- Opening Delimiter -

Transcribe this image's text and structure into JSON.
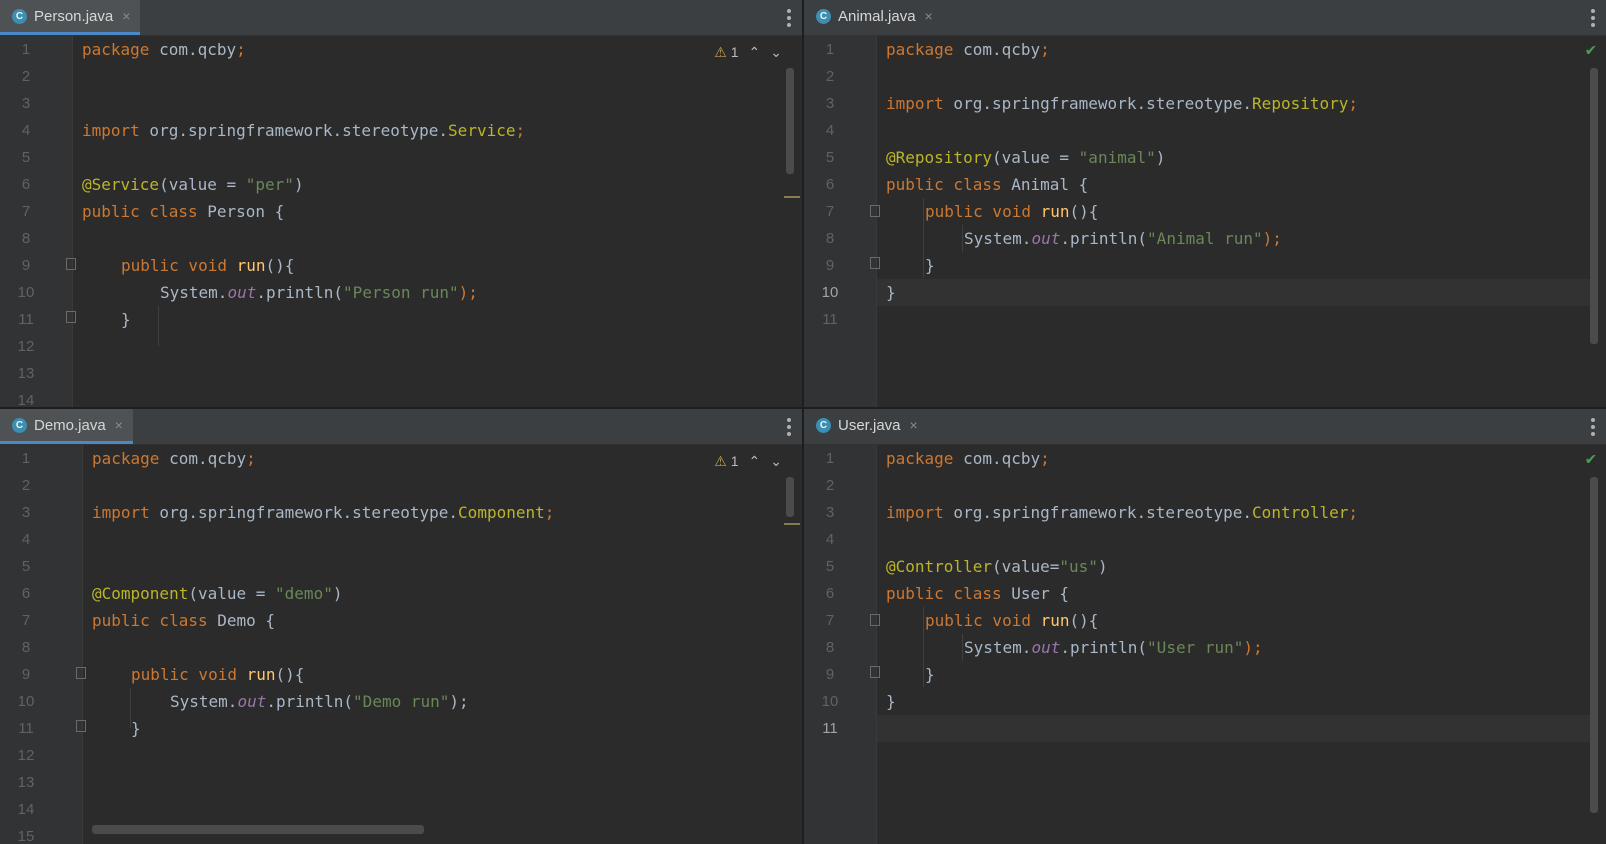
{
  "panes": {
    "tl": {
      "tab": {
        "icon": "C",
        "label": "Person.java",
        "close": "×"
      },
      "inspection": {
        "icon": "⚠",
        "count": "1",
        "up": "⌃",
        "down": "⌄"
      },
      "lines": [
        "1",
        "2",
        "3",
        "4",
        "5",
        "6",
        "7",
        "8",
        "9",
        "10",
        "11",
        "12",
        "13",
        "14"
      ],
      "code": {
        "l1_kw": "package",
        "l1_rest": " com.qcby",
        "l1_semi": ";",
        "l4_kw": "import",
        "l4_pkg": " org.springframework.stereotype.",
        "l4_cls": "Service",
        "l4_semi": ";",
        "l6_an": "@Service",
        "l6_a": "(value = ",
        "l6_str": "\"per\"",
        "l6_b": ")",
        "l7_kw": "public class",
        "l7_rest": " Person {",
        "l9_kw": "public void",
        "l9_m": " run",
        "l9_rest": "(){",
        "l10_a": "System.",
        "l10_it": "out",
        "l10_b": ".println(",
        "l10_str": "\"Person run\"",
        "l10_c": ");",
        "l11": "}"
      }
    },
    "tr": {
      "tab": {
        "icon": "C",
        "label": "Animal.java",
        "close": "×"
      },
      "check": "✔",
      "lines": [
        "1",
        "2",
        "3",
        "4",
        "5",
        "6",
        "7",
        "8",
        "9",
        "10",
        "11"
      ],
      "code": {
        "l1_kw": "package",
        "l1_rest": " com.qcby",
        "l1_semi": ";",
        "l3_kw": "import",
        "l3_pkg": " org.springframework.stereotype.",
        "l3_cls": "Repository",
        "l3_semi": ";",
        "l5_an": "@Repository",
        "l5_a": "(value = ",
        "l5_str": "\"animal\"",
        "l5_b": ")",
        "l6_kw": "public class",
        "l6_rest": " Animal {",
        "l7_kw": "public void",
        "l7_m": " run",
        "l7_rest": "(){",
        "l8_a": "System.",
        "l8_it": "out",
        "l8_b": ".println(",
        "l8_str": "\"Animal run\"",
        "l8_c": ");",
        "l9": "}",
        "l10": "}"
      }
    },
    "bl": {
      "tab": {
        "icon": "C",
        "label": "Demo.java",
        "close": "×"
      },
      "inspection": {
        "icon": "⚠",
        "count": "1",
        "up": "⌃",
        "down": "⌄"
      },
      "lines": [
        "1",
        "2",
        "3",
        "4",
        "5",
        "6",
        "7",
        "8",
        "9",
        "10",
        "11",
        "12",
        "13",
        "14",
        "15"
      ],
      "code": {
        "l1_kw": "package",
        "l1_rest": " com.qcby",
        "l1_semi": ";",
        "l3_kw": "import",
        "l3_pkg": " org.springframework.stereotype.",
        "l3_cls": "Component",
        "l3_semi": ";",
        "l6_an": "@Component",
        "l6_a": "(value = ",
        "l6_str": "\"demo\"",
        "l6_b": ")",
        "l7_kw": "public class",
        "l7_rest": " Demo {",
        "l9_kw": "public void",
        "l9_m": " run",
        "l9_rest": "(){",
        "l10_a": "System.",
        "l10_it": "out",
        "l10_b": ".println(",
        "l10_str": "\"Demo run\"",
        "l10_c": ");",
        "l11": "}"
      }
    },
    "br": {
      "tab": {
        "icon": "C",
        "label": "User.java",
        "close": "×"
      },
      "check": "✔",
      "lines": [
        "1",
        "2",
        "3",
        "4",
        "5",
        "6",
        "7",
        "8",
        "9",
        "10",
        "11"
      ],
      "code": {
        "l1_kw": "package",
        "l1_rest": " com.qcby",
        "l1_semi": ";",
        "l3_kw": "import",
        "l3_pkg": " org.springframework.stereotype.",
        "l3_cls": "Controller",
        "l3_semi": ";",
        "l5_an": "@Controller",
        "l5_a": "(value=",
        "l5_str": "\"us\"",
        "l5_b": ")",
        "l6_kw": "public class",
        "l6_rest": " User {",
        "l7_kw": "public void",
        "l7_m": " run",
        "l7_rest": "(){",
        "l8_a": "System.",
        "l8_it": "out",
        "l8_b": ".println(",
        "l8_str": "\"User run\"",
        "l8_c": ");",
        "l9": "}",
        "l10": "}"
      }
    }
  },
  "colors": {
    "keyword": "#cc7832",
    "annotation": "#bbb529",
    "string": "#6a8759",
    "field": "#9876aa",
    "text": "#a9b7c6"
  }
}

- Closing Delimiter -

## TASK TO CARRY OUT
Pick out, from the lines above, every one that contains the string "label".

## TASK OUTPUT
        "label": "Person.java",
        "label": "Animal.java",
        "label": "Demo.java",
        "label": "User.java",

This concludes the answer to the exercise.